### Your task:
Go through the records and report each line in which the word "mention" occurs.

### Data records:
-- Opening Marker --

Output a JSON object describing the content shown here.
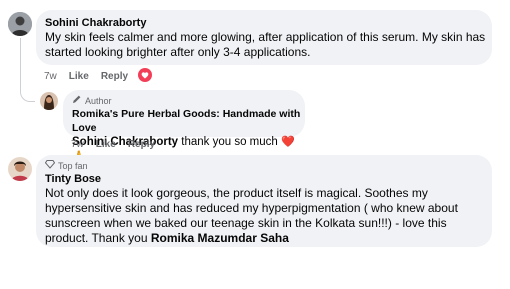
{
  "comments": [
    {
      "author": "Sohini Chakraborty",
      "text": "My skin feels calmer and more glowing, after application of this serum. My skin has started looking brighter after only 3-4 applications.",
      "time": "7w",
      "like": "Like",
      "reply": "Reply",
      "reaction": "heart-reaction"
    },
    {
      "badge": "Author",
      "author": "Romika's Pure Herbal Goods: Handmade with Love",
      "mention": "Sohini Chakraborty",
      "text": " thank you so much ",
      "emojis": "❤️🙏",
      "time": "7w",
      "like": "Like",
      "reply": "Reply"
    },
    {
      "badge": "Top fan",
      "author": "Tinty Bose",
      "text": "Not only does it look gorgeous, the product itself is magical. Soothes my hypersensitive skin and has reduced my hyperpigmentation ( who knew about sunscreen when we baked our teenage skin in the Kolkata sun!!!) - love this product. Thank you ",
      "mention": "Romika Mazumdar Saha"
    }
  ],
  "colors": {
    "bubble": "#f0f2f5",
    "meta": "#65676b",
    "heart": "#e41e3f"
  }
}
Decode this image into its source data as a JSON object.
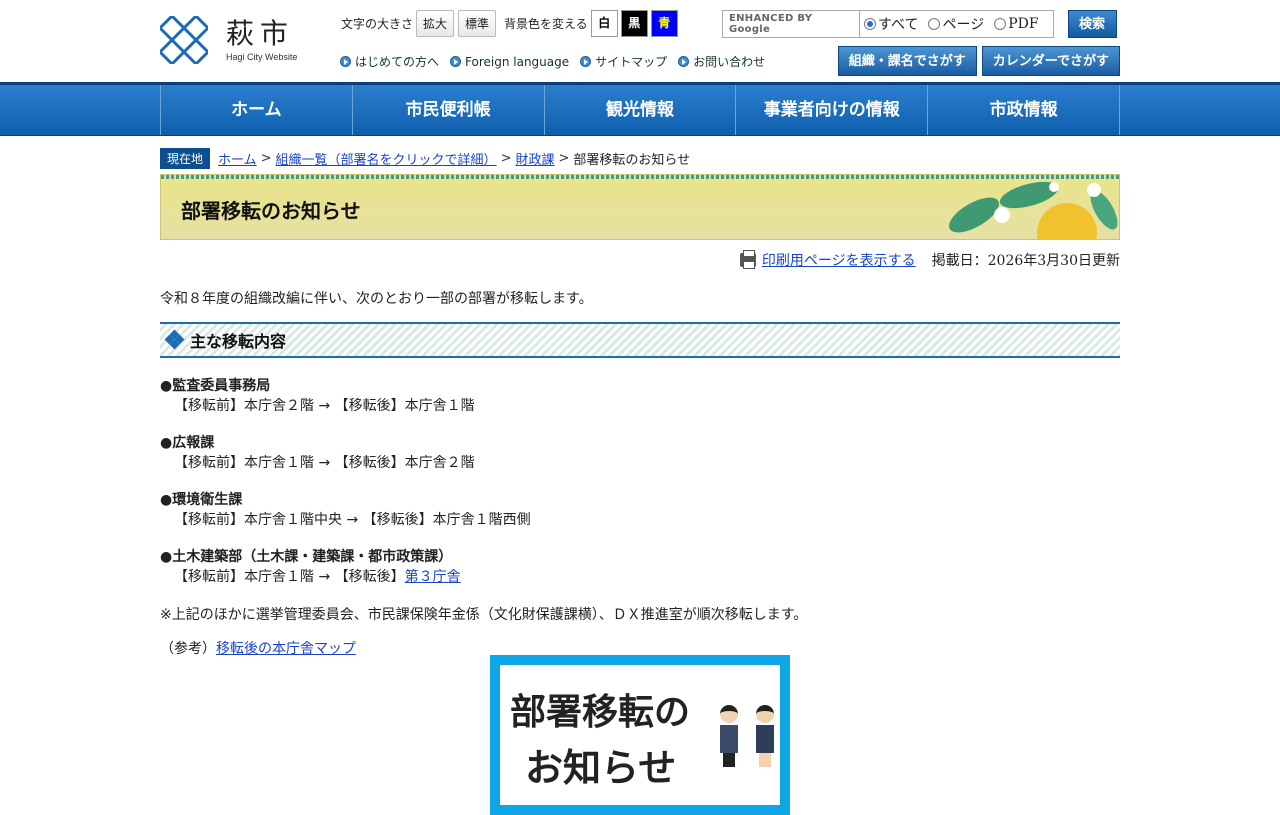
{
  "header": {
    "logo_jp": "萩市",
    "logo_en": "Hagi City Website",
    "font_size_label": "文字の大きさ",
    "font_size_buttons": [
      "拡大",
      "標準"
    ],
    "bg_color_label": "背景色を変える",
    "bg_color_buttons": [
      "白",
      "黒",
      "青"
    ],
    "sublinks": [
      "はじめての方へ",
      "Foreign language",
      "サイトマップ",
      "お問い合わせ"
    ],
    "search": {
      "placeholder": "ENHANCED BY Google",
      "radio_options": [
        "すべて",
        "ページ",
        "PDF"
      ],
      "selected": "すべて",
      "button": "検索"
    },
    "big_buttons": [
      "組織・課名でさがす",
      "カレンダーでさがす"
    ]
  },
  "nav": [
    "ホーム",
    "市民便利帳",
    "観光情報",
    "事業者向けの情報",
    "市政情報"
  ],
  "breadcrumb": {
    "label": "現在地",
    "items": [
      "ホーム",
      "組織一覧（部署名をクリックで詳細）",
      "財政課"
    ],
    "current": "部署移転のお知らせ"
  },
  "page": {
    "title": "部署移転のお知らせ",
    "print_link": "印刷用ページを表示する",
    "date": "掲載日：2026年3月30日更新",
    "intro": "令和８年度の組織改編に伴い、次のとおり一部の部署が移転します。",
    "section_title": "主な移転内容",
    "items": [
      {
        "name": "●監査委員事務局",
        "detail": "【移転前】本庁舎２階 → 【移転後】本庁舎１階"
      },
      {
        "name": "●広報課",
        "detail": "【移転前】本庁舎１階 → 【移転後】本庁舎２階"
      },
      {
        "name": "●環境衛生課",
        "detail": "【移転前】本庁舎１階中央 → 【移転後】本庁舎１階西側"
      },
      {
        "name": "●土木建築部（土木課・建築課・都市政策課）",
        "detail_prefix": "【移転前】本庁舎１階 → 【移転後】",
        "detail_link": "第３庁舎"
      }
    ],
    "note": "※上記のほかに選挙管理委員会、市民課保険年金係（文化財保護課横）、ＤＸ推進室が順次移転します。",
    "ref_prefix": "（参考）",
    "ref_link": "移転後の本庁舎マップ",
    "banner_line1": "部署移転の",
    "banner_line2": "お知らせ"
  },
  "colors": {
    "brand_blue": "#1f6bb5",
    "nav_blue": "#1a6bbd",
    "banner_border": "#0fa6e6",
    "title_bg": "#e8e28e"
  }
}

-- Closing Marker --

### Solution for this problem:
      "mention": "Sohini Chakraborty",
      "mention": "Romika Mazumdar Saha"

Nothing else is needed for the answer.